Let us understand this by following example:
Creating sample temporary table with some sample data:
IF OBJECT_ID('tempdb..#TestingTHROWCommand') IS NOT NULL DROP TABLE #TestingTHROWCommand CREATE TABLE #TestingTHROWCommand ( ID INT IDENTITY(1,1) ,Name VARCHAR(50) ,OvertimeAmount INT ) INSERT INTO #TestingTHROWCommand SELECT 'Ritesh Shah',15 UNION ALL SELECT 'Teerth Shah',0 UNION ALL SELECT 'Rajan Jain',9 GO
Now we will execute one TSQL code block which will update our temp table twice. First UPDATE statement is fine but second will generate the error.

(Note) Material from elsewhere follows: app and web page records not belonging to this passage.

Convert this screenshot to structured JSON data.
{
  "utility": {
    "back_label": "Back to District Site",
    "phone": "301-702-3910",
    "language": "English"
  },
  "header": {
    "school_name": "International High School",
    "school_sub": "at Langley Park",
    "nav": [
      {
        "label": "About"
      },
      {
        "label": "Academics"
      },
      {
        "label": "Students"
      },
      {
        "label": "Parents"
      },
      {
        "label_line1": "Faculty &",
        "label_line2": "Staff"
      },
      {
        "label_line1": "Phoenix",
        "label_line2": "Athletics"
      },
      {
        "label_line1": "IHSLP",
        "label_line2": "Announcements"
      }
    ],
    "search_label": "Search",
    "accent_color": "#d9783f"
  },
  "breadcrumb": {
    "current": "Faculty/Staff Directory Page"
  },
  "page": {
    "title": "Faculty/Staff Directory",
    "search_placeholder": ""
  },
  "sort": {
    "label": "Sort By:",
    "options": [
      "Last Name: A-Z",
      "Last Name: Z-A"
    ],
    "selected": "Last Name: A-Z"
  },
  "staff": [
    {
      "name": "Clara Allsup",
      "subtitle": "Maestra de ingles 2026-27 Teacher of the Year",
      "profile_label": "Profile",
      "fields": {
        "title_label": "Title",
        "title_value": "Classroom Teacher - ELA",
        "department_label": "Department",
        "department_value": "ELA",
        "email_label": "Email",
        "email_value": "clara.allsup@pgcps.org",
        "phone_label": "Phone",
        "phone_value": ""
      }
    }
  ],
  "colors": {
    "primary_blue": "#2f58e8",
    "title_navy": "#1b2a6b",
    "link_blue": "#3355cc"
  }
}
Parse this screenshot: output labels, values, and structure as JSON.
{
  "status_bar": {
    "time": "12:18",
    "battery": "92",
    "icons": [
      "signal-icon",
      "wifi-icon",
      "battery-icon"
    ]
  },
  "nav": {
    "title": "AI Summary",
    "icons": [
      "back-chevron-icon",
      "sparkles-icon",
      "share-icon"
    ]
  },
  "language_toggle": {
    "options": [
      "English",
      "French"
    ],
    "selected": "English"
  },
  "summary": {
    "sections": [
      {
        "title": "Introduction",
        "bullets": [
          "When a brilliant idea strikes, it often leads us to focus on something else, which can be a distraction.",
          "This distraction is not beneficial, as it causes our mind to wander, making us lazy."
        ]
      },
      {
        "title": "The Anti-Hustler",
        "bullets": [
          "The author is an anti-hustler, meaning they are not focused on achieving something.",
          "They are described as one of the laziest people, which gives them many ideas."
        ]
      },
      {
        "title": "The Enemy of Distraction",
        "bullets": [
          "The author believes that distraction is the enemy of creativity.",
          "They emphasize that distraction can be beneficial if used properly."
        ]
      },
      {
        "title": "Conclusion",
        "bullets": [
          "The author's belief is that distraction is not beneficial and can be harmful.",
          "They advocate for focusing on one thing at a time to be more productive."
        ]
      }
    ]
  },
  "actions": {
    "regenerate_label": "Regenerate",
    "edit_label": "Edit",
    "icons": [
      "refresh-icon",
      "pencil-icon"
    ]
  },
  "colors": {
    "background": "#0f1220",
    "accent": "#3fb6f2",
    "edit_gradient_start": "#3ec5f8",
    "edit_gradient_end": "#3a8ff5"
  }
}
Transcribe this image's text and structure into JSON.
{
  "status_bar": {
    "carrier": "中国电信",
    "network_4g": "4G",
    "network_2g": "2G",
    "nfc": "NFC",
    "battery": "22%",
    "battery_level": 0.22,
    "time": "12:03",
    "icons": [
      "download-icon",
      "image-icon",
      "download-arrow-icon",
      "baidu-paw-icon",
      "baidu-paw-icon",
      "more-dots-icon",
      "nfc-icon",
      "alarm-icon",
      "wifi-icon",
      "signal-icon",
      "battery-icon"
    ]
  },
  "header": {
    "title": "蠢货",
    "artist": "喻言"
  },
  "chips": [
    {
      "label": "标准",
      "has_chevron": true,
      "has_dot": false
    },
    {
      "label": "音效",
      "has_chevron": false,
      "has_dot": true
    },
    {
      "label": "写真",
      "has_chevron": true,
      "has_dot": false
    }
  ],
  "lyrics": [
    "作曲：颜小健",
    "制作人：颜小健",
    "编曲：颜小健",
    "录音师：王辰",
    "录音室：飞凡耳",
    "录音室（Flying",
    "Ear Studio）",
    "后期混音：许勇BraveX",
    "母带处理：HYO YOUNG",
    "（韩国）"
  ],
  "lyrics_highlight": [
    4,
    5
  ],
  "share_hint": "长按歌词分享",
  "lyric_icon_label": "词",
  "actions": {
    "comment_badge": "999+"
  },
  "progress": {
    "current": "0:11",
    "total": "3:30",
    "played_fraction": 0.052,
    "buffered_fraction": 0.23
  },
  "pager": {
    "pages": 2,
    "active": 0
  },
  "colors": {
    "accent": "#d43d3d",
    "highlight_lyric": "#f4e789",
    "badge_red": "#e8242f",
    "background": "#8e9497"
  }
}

Keep in mind that we neither have ROLLBACK nor we have XACT_ABORT ON in following block:
BEGIN TRY BEGIN TRANSACTION UPDATE #TestingTHROWCommand SET OvertimeAmount=95/OvertimeAmount WHERE ID=1 UPDATE #TestingTHROWCommand SET OvertimeAmount=95/OvertimeAmount WHERE ID=2 COMMIT TRANSACTION END TRY BEGIN CATCH SELECT ERROR_NUMBER(),ERROR_MESSAGE(),ERROR_LINE() END CATCH GO
Can you imagine what would happens to both the UPDATE? Let us see what happened to both UPDATE by executing simple SELECT statement on temp table.
SELECT * FROM #TestingTHROWCommand GO
Here is the output I have received for my SELECT statement.
You can see that there wasn’t any error in first UPDATE so that value is updated and second UPDATE had an error and hence it is not updated obviously. We may want that if error occurs, neither of the records should be updated. We might use CATCH block for ROLLBACK TRANSACTION but what, if error was with high severity and it doesn’t falls under CATCH statement? So it is better to be in safe side and have XACT_ABORT with ON status in every code block wherever we are using DML statements with TRANSACTION.
Let us insert all original values in our temp table.
TRUNCATE TABLE #TestingTHROWCommand GO INSERT INTO #TestingTHROWCommand SELECT 'Ritesh Shah',15 UNION ALL SELECT 'Teerth Shah',0 UNION ALL SELECT 'Rajan Jain',9 GO
Now we can execute same UPDATE statements with XACT_ABORT.
SET XACT_ABORT ON; BEGIN TRY BEGIN TRANSACTION UPDATE #TestingTHROWCommand SET OvertimeAmount=95/OvertimeAmount WHERE ID=1 UPDATE #TestingTHROWCommand SET OvertimeAmount=95/OvertimeAmount WHERE ID=2 COMMIT TRANSACTION END TRY BEGIN CATCH SELECT ERROR_NUMBER(),ERROR_MESSAGE(),ERROR_LINE() END CATCH GO
As soon as I ran above code block, I greeted with following error:
Msg 3998, Level 16, State 1, Line 1 Uncommittable transaction is detected at the end of the batch. The transaction is rolled back.
Can you imagine what would happens to both the UPDATE? Let us see what happened to both UPDATE by executing simple SELECT statement on temp table.Here is the output I have received for my SELECT statement.
SELECT * FROM #TestingTHROWCommand GO
You can see that none of the values are updated. XACT_ABORT did ROLLBACK by its own even without explicitly written ROLLBACK statements. I am not saying that don’t put ROLLBACK statements. It MUST be there but XACT_ABORT can be useful in certain situation we might have missed to handle.
If you are interested to read error handling article I have written previously, have a look at list below:
Error handling with “THROW” command in SQL Server 2012 (Click Here)
List of Errors and severity level in SQL Server with catalog view sysmessages (Click Here)
Create custom error message by sys.sp_addmessage in SQL Server 2012 (Click Here)
Importance of transaction in SQL Server (Click Here)
Capture and log error of TSQL code in SQL Server 2012 (Click Here)
SET option XACT_ABORT and SQL Server Transaction (Click Here)
Reference: Ritesh Shah
Note: Microsoft Books online is a default reference of all articles